Governor Shumlin has officially signed S.20 into law, establishing dental therapists in Vermont! Vermont Digger article: Gov. Shumlin Celebrates Law to Expand Dental Services to More Vermonters “The new law creates a licensing level of dental care providers that is mid-way between a hygienist and a dentist, and sets high standards for education, testing and supervision.Continue Reading

Equity In Vermont Education System Requires Multi-Level Approach

Equity In Vermont Education System Requires Multi-Level Approach

Voices for Vermont’s Children, an independent child policy research and advocacy non-profit, released a new report today. Education Matters: The Impacts of Systemic Inequity in Vermont examines the impacts of rising social inequality on Vermont students and student achievement by looking at indicators like standardized test scores, school size, disciplinary practices, out-of-school time, and graduationContinue Reading

VT Digger: Patrick Rowe: Dental therapists could boost access to dental care

Patrick Rowe: Dental therapists could boost access to dental care Apr. 26, 2016, 6:55 pm by Commentary 1 Comment Editor’s note: This commentary is by Dr. Patrick Rowe, a dentist at Red Clover Family Dentistry in Bristol.   When I started practicing dentistry in 2003, the only thing I focused on was providing theContinue Reading

Budget Update

Voices for Vermont’s Children stands with the many organizations serving and giving voice to Vermonters who are being left behind by an uneven economic recovery in asking the legislature to increase investments in children and families. Almost 16% of Vermont children (more than 18,000) are living below the poverty line, a higher rate than whatContinue Reading

Increasing access to oral health care in Vermont

Voices has long been concerned with health disparities that are masked by Vermont’s relatively good record on providing health care. One of the most significant disparities exists in access to oral health. Because oral health is integral to overall health, the lack of access to dental care in Vermont undermines the health and well beingContinue Reading

We need dental therapists in Vermont. Read Megan’s story:

We are advocating for increased access to oral health care in Vermont. One Vermonter shared how helpful this will be for her, read her story below: We are a self-employed family of six—my husband works as a carpenter. We grow our own food and are thrifty in every possible way. Yet, we cannot afford healthContinue Reading

Paid Sick Days Testimony 1/20/16

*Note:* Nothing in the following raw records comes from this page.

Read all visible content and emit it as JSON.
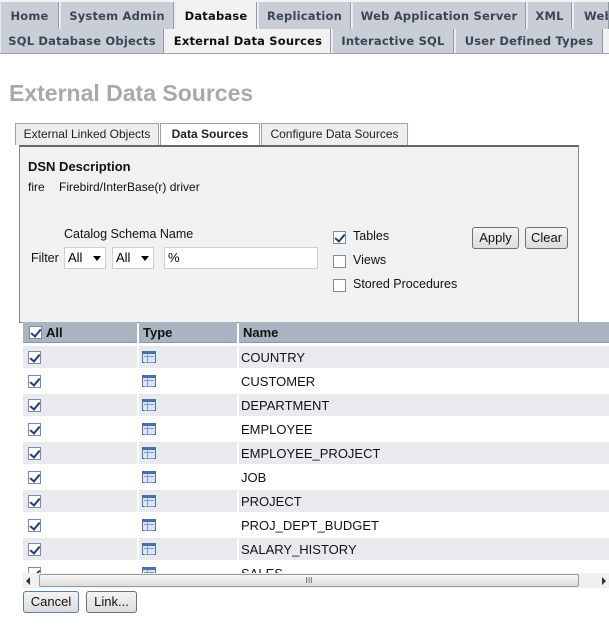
{
  "top_tabs": [
    "Home",
    "System Admin",
    "Database",
    "Replication",
    "Web Application Server",
    "XML",
    "Web"
  ],
  "sub_tabs": [
    "SQL Database Objects",
    "External Data Sources",
    "Interactive SQL",
    "User Defined Types"
  ],
  "page_title": "External Data Sources",
  "inner_tabs": [
    "External Linked Objects",
    "Data Sources",
    "Configure Data Sources"
  ],
  "dsn": {
    "header": "DSN Description",
    "name": "fire",
    "description": "Firebird/InterBase(r) driver"
  },
  "filter": {
    "headers": "Catalog Schema Name",
    "label": "Filter",
    "catalog": "All",
    "schema": "All",
    "name_value": "%"
  },
  "options": {
    "tables": "Tables",
    "views": "Views",
    "stored_procedures": "Stored Procedures",
    "tables_checked": true,
    "views_checked": false,
    "sp_checked": false
  },
  "buttons": {
    "apply": "Apply",
    "clear": "Clear",
    "cancel": "Cancel",
    "link": "Link..."
  },
  "grid": {
    "col_all": "All",
    "col_type": "Type",
    "col_name": "Name",
    "rows": [
      "COUNTRY",
      "CUSTOMER",
      "DEPARTMENT",
      "EMPLOYEE",
      "EMPLOYEE_PROJECT",
      "JOB",
      "PROJECT",
      "PROJ_DEPT_BUDGET",
      "SALARY_HISTORY",
      "SALES"
    ]
  },
  "scrollbar_grip": "III",
  "colors": {
    "header_bg": "#a9b4c2",
    "row_odd": "#e8eaee",
    "row_even": "#ffffff",
    "title": "#a9a9a9"
  }
}
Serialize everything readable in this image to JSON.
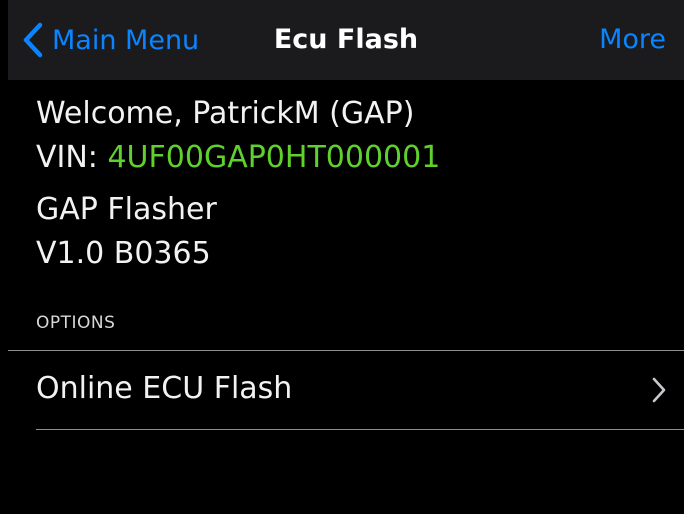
{
  "nav": {
    "back_label": "Main Menu",
    "title": "Ecu Flash",
    "more_label": "More",
    "accent_color": "#0a84ff"
  },
  "info": {
    "welcome": "Welcome, PatrickM (GAP)",
    "vin_label": "VIN: ",
    "vin_value": "4UF00GAP0HT000001",
    "vin_color": "#5fd12d",
    "app_name": "GAP Flasher",
    "app_version": "V1.0 B0365"
  },
  "options": {
    "header": "OPTIONS",
    "items": [
      {
        "label": "Online ECU Flash",
        "icon": "chevron-right-icon"
      }
    ]
  }
}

Annie Accettella of Voices for Vermont’s Children testified to the Senate Committee on Economic Development, Housing and General Affairs. Read her testimony here:   January 20, 2016 To: The Senate Committee on Economic Development Re: Testimony on H. 187 Healthy Workplaces Bill Provided by: Annie Accettella Campaign Director, Voices for Vermont’s Children   Good MorningContinue Reading

JOIN US for our conference!

Advocacy Matters: Transforming the State Together Thu, Jan 7, 2016 at 9:00 AM - Montpelier, VT What would happen if the people devoted to serving Vermont’s most vulnerable people came together, created a shared vision and worked together to make that vision a reality? What if we really could change the world? Get tickets now! At thisContinue Reading